**PROBLEM TO SOLVE**
"date" is the word to look for; say how many lines of the listing below contain it, and nothing else.

**GIVEN RECORDS**
^^^^
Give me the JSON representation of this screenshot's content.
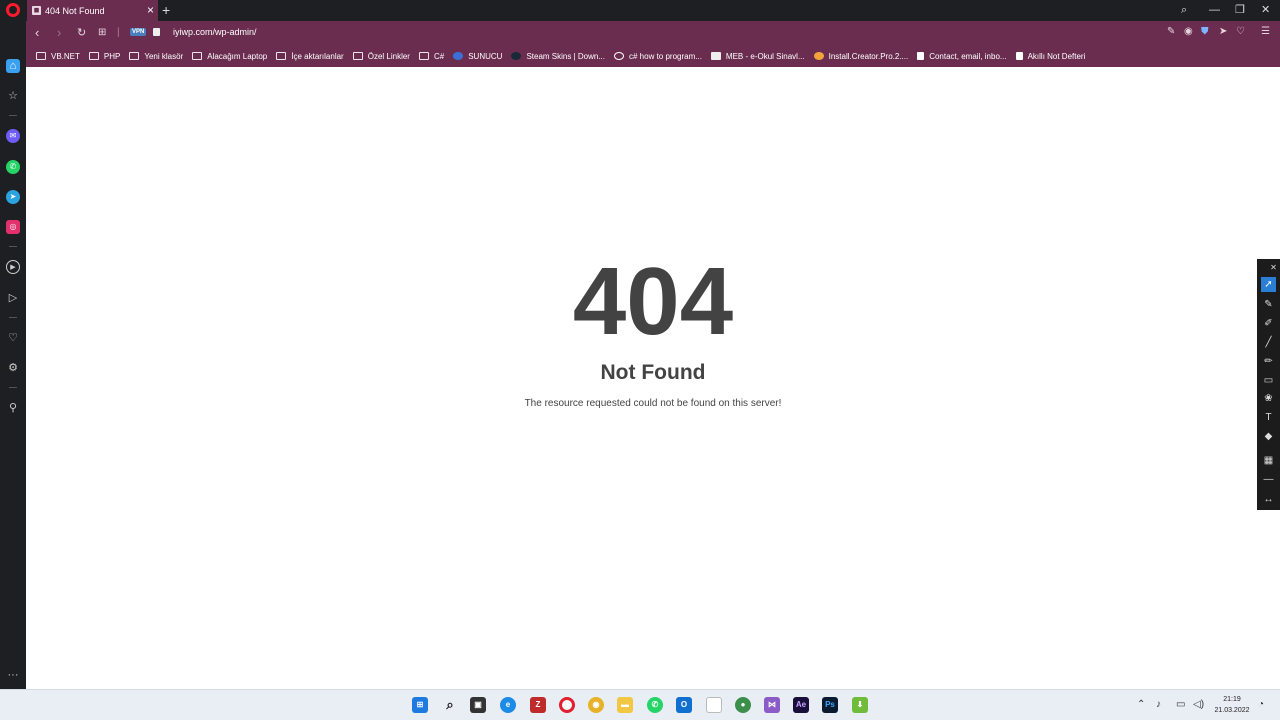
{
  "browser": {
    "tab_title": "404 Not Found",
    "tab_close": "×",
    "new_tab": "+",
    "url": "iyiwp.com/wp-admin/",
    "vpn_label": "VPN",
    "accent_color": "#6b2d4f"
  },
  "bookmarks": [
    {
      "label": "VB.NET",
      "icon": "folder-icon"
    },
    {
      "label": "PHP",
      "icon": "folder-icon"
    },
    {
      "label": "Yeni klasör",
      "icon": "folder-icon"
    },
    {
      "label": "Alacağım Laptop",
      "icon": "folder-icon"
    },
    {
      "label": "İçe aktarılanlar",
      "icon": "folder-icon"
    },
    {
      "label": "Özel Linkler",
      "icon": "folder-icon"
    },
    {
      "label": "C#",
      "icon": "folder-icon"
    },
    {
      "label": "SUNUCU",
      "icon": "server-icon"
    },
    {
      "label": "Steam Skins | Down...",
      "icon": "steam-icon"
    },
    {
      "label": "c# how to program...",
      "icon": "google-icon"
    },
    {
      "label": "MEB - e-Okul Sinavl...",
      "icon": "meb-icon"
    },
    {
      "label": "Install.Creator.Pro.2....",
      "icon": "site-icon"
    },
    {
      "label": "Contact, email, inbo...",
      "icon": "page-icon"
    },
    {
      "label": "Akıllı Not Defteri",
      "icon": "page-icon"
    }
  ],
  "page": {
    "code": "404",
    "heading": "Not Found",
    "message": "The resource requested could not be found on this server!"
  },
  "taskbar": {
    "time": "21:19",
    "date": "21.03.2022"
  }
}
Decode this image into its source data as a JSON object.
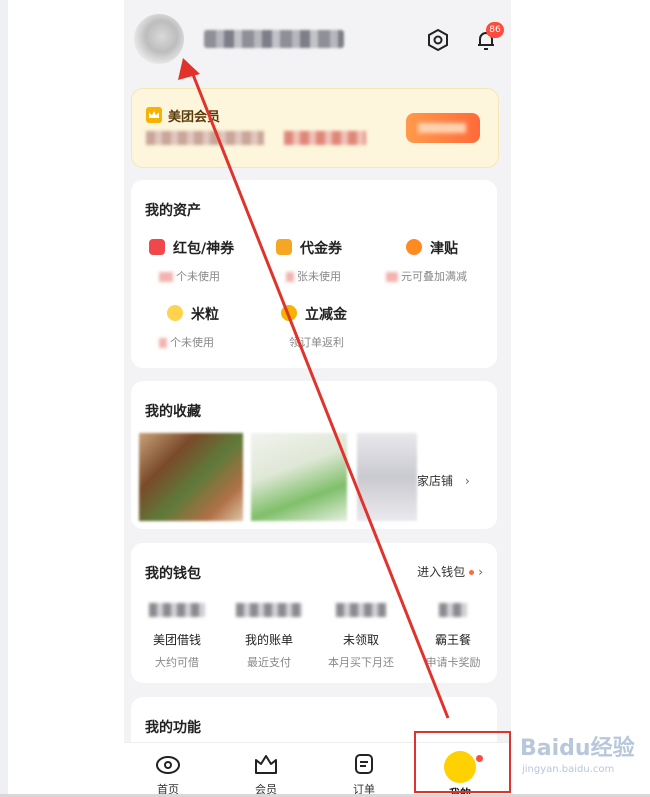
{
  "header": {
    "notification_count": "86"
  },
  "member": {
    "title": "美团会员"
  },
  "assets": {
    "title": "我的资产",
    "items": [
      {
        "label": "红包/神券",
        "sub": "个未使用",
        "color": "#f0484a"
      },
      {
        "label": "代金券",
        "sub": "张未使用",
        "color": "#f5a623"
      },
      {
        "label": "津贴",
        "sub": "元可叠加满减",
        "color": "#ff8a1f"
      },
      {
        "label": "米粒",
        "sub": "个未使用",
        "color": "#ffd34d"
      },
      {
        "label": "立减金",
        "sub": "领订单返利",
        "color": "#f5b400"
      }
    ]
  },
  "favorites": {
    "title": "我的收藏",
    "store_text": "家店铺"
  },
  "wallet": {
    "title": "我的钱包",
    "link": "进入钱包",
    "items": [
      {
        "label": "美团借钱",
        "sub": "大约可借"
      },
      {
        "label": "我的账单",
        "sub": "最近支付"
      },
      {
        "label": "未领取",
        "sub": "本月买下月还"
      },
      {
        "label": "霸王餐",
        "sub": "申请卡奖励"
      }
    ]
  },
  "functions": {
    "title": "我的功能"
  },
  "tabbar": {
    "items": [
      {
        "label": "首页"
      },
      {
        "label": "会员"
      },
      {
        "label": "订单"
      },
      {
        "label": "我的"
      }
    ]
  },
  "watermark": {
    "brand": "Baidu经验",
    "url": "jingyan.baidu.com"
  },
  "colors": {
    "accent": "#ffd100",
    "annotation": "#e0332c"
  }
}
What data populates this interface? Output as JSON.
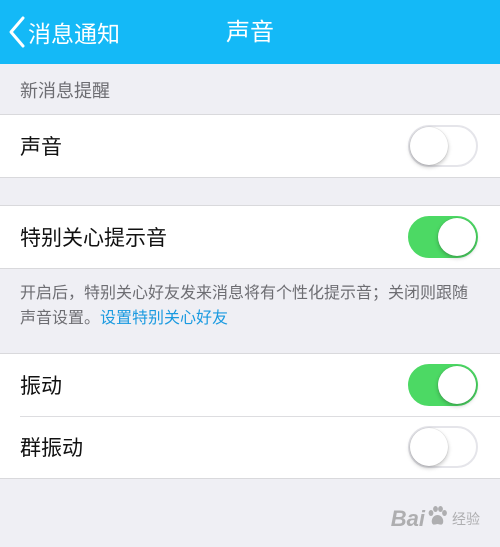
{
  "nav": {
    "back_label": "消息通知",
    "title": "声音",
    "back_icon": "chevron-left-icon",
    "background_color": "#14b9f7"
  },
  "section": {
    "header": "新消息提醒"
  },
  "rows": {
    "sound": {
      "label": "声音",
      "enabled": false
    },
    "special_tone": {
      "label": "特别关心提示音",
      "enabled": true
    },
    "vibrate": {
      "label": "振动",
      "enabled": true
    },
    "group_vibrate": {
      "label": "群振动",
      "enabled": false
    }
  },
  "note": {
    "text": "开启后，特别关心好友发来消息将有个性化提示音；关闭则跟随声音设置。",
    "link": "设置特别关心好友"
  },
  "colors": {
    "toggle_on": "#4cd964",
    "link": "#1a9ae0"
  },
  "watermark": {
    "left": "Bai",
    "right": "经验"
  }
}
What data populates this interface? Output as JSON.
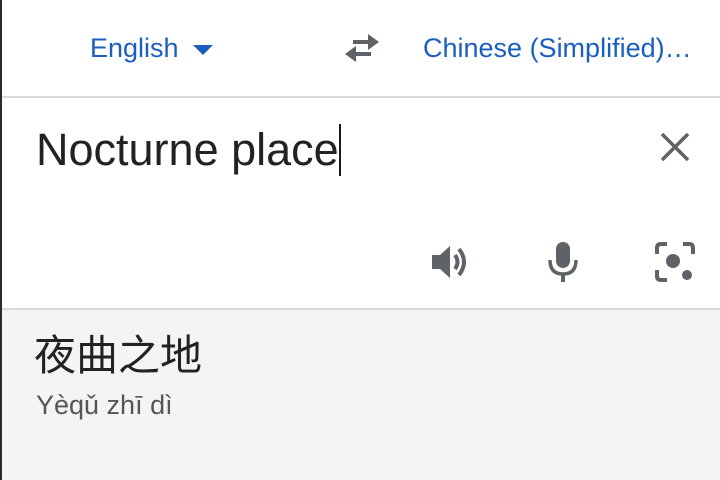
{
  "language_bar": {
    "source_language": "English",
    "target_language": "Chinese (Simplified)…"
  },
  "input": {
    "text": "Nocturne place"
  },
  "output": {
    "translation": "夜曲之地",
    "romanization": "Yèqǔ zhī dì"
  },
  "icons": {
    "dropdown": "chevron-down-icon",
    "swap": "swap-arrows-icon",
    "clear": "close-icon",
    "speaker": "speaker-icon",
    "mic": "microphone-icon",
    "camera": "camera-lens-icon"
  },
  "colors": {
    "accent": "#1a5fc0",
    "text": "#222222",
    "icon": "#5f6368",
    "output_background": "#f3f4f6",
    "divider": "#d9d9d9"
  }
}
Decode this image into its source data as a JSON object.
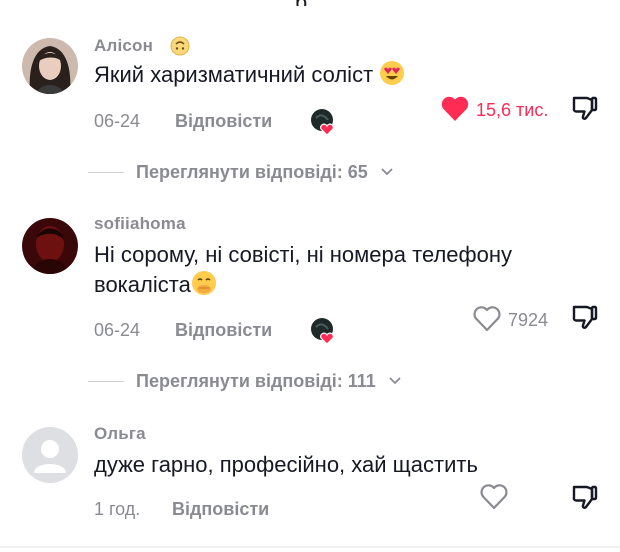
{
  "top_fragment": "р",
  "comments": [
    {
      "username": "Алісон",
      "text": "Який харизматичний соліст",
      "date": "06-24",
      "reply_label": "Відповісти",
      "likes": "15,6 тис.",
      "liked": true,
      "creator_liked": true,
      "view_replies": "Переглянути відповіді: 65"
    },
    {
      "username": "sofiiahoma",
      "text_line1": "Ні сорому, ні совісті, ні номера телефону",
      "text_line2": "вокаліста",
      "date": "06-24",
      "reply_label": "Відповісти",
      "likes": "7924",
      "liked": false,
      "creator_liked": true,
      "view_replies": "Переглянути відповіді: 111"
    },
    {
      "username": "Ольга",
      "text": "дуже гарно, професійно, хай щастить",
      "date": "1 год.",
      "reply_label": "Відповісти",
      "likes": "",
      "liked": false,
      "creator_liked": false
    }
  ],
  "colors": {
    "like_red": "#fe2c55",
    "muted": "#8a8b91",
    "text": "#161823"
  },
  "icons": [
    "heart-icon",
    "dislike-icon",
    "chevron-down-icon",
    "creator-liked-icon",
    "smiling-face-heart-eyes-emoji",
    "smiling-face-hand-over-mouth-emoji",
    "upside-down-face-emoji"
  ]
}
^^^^
**RESULT BELOW**
4